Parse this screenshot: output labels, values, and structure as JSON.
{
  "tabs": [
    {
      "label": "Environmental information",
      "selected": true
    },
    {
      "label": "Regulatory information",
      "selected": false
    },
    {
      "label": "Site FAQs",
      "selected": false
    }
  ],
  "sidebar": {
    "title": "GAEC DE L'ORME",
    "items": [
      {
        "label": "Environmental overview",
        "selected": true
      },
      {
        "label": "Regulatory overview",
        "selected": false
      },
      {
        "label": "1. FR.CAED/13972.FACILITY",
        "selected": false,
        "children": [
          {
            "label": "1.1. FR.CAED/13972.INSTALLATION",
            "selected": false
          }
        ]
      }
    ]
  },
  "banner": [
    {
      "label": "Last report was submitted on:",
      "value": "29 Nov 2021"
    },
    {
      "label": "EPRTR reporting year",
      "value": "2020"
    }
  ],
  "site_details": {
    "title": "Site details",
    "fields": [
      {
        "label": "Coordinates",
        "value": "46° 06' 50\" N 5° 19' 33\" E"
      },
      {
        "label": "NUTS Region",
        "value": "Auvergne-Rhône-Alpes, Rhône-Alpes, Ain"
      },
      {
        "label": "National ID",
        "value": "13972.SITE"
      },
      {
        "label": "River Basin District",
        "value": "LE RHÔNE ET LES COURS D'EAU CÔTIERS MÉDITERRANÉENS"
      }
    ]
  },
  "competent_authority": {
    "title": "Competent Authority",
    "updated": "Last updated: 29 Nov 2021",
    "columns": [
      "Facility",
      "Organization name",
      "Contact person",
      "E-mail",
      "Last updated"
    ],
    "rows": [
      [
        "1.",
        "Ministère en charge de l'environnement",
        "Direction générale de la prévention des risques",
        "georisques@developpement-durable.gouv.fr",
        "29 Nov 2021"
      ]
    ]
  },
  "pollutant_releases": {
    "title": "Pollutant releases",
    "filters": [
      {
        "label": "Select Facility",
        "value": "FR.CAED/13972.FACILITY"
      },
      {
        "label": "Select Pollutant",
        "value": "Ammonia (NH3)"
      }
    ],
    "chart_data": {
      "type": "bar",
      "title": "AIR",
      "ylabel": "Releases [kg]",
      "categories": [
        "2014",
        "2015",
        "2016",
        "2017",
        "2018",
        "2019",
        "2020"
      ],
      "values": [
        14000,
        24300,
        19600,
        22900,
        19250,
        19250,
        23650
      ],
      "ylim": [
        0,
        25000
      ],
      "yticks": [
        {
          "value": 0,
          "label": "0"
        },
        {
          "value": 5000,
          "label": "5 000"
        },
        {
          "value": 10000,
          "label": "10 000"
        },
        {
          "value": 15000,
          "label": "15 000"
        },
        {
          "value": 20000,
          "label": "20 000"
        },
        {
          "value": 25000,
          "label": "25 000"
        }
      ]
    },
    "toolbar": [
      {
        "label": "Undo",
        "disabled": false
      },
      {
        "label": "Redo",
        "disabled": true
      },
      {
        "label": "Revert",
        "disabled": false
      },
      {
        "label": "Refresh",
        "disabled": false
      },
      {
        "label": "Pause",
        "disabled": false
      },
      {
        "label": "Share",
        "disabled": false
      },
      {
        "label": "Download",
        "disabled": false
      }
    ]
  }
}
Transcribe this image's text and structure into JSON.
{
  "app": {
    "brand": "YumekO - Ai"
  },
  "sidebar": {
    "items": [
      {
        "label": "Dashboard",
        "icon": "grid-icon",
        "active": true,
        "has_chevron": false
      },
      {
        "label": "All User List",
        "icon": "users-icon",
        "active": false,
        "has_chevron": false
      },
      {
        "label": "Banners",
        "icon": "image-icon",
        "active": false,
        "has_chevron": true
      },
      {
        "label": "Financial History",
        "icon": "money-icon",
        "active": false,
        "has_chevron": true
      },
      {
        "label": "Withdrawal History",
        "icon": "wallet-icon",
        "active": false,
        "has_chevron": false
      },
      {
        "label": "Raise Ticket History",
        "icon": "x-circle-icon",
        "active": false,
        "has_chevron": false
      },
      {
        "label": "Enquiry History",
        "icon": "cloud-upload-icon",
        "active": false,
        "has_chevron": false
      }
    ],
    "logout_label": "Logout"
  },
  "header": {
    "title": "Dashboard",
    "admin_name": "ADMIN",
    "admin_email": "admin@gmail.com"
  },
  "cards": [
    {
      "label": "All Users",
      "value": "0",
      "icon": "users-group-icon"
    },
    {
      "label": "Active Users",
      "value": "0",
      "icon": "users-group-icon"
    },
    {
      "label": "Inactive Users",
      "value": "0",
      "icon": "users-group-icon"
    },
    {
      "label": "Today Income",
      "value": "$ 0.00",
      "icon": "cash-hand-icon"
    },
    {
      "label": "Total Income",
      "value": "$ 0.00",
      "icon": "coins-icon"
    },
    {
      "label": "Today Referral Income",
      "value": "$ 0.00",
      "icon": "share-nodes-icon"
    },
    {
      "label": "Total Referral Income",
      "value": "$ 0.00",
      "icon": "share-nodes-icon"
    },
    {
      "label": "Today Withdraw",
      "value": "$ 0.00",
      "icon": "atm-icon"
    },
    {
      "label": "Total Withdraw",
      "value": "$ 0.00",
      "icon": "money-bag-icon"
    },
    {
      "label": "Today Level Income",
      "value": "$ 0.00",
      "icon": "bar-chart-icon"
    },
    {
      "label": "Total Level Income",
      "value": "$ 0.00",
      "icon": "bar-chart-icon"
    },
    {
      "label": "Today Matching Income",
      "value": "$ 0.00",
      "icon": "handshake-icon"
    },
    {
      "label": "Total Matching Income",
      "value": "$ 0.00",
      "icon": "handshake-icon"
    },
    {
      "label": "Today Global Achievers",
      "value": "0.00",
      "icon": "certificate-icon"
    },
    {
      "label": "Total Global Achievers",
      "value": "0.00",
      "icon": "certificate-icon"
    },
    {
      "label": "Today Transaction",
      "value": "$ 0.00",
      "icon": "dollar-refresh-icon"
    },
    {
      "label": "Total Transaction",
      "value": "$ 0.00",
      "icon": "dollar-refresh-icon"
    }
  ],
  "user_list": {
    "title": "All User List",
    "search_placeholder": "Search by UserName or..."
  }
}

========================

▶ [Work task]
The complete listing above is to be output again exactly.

▶ [Exercise response]
Parse this screenshot: output labels, values, and structure as JSON.
{
  "tabs": [
    {
      "label": "Environmental information",
      "selected": true
    },
    {
      "label": "Regulatory information",
      "selected": false
    },
    {
      "label": "Site FAQs",
      "selected": false
    }
  ],
  "sidebar": {
    "title": "GAEC DE L'ORME",
    "items": [
      {
        "label": "Environmental overview",
        "selected": true
      },
      {
        "label": "Regulatory overview",
        "selected": false
      },
      {
        "label": "1. FR.CAED/13972.FACILITY",
        "selected": false,
        "children": [
          {
            "label": "1.1. FR.CAED/13972.INSTALLATION",
            "selected": false
          }
        ]
      }
    ]
  },
  "banner": [
    {
      "label": "Last report was submitted on:",
      "value": "29 Nov 2021"
    },
    {
      "label": "EPRTR reporting year",
      "value": "2020"
    }
  ],
  "site_details": {
    "title": "Site details",
    "fields": [
      {
        "label": "Coordinates",
        "value": "46° 06' 50\" N 5° 19' 33\" E"
      },
      {
        "label": "NUTS Region",
        "value": "Auvergne-Rhône-Alpes, Rhône-Alpes, Ain"
      },
      {
        "label": "National ID",
        "value": "13972.SITE"
      },
      {
        "label": "River Basin District",
        "value": "LE RHÔNE ET LES COURS D'EAU CÔTIERS MÉDITERRANÉENS"
      }
    ]
  },
  "competent_authority": {
    "title": "Competent Authority",
    "updated": "Last updated: 29 Nov 2021",
    "columns": [
      "Facility",
      "Organization name",
      "Contact person",
      "E-mail",
      "Last updated"
    ],
    "rows": [
      [
        "1.",
        "Ministère en charge de l'environnement",
        "Direction générale de la prévention des risques",
        "georisques@developpement-durable.gouv.fr",
        "29 Nov 2021"
      ]
    ]
  },
  "pollutant_releases": {
    "title": "Pollutant releases",
    "filters": [
      {
        "label": "Select Facility",
        "value": "FR.CAED/13972.FACILITY"
      },
      {
        "label": "Select Pollutant",
        "value": "Ammonia (NH3)"
      }
    ],
    "chart_data": {
      "type": "bar",
      "title": "AIR",
      "ylabel": "Releases [kg]",
      "categories": [
        "2014",
        "2015",
        "2016",
        "2017",
        "2018",
        "2019",
        "2020"
      ],
      "values": [
        14000,
        24300,
        19600,
        22900,
        19250,
        19250,
        23650
      ],
      "ylim": [
        0,
        25000
      ],
      "yticks": [
        {
          "value": 0,
          "label": "0"
        },
        {
          "value": 5000,
          "label": "5 000"
        },
        {
          "value": 10000,
          "label": "10 000"
        },
        {
          "value": 15000,
          "label": "15 000"
        },
        {
          "value": 20000,
          "label": "20 000"
        },
        {
          "value": 25000,
          "label": "25 000"
        }
      ]
    },
    "toolbar": [
      {
        "label": "Undo",
        "disabled": false
      },
      {
        "label": "Redo",
        "disabled": true
      },
      {
        "label": "Revert",
        "disabled": false
      },
      {
        "label": "Refresh",
        "disabled": false
      },
      {
        "label": "Pause",
        "disabled": false
      },
      {
        "label": "Share",
        "disabled": false
      },
      {
        "label": "Download",
        "disabled": false
      }
    ]
  }
}
Transcribe this image's text and structure into JSON.
{
  "app": {
    "brand": "YumekO - Ai"
  },
  "sidebar": {
    "items": [
      {
        "label": "Dashboard",
        "icon": "grid-icon",
        "active": true,
        "has_chevron": false
      },
      {
        "label": "All User List",
        "icon": "users-icon",
        "active": false,
        "has_chevron": false
      },
      {
        "label": "Banners",
        "icon": "image-icon",
        "active": false,
        "has_chevron": true
      },
      {
        "label": "Financial History",
        "icon": "money-icon",
        "active": false,
        "has_chevron": true
      },
      {
        "label": "Withdrawal History",
        "icon": "wallet-icon",
        "active": false,
        "has_chevron": false
      },
      {
        "label": "Raise Ticket History",
        "icon": "x-circle-icon",
        "active": false,
        "has_chevron": false
      },
      {
        "label": "Enquiry History",
        "icon": "cloud-upload-icon",
        "active": false,
        "has_chevron": false
      }
    ],
    "logout_label": "Logout"
  },
  "header": {
    "title": "Dashboard",
    "admin_name": "ADMIN",
    "admin_email": "admin@gmail.com"
  },
  "cards": [
    {
      "label": "All Users",
      "value": "0",
      "icon": "users-group-icon"
    },
    {
      "label": "Active Users",
      "value": "0",
      "icon": "users-group-icon"
    },
    {
      "label": "Inactive Users",
      "value": "0",
      "icon": "users-group-icon"
    },
    {
      "label": "Today Income",
      "value": "$ 0.00",
      "icon": "cash-hand-icon"
    },
    {
      "label": "Total Income",
      "value": "$ 0.00",
      "icon": "coins-icon"
    },
    {
      "label": "Today Referral Income",
      "value": "$ 0.00",
      "icon": "share-nodes-icon"
    },
    {
      "label": "Total Referral Income",
      "value": "$ 0.00",
      "icon": "share-nodes-icon"
    },
    {
      "label": "Today Withdraw",
      "value": "$ 0.00",
      "icon": "atm-icon"
    },
    {
      "label": "Total Withdraw",
      "value": "$ 0.00",
      "icon": "money-bag-icon"
    },
    {
      "label": "Today Level Income",
      "value": "$ 0.00",
      "icon": "bar-chart-icon"
    },
    {
      "label": "Total Level Income",
      "value": "$ 0.00",
      "icon": "bar-chart-icon"
    },
    {
      "label": "Today Matching Income",
      "value": "$ 0.00",
      "icon": "handshake-icon"
    },
    {
      "label": "Total Matching Income",
      "value": "$ 0.00",
      "icon": "handshake-icon"
    },
    {
      "label": "Today Global Achievers",
      "value": "0.00",
      "icon": "certificate-icon"
    },
    {
      "label": "Total Global Achievers",
      "value": "0.00",
      "icon": "certificate-icon"
    },
    {
      "label": "Today Transaction",
      "value": "$ 0.00",
      "icon": "dollar-refresh-icon"
    },
    {
      "label": "Total Transaction",
      "value": "$ 0.00",
      "icon": "dollar-refresh-icon"
    }
  ],
  "user_list": {
    "title": "All User List",
    "search_placeholder": "Search by UserName or..."
  }
}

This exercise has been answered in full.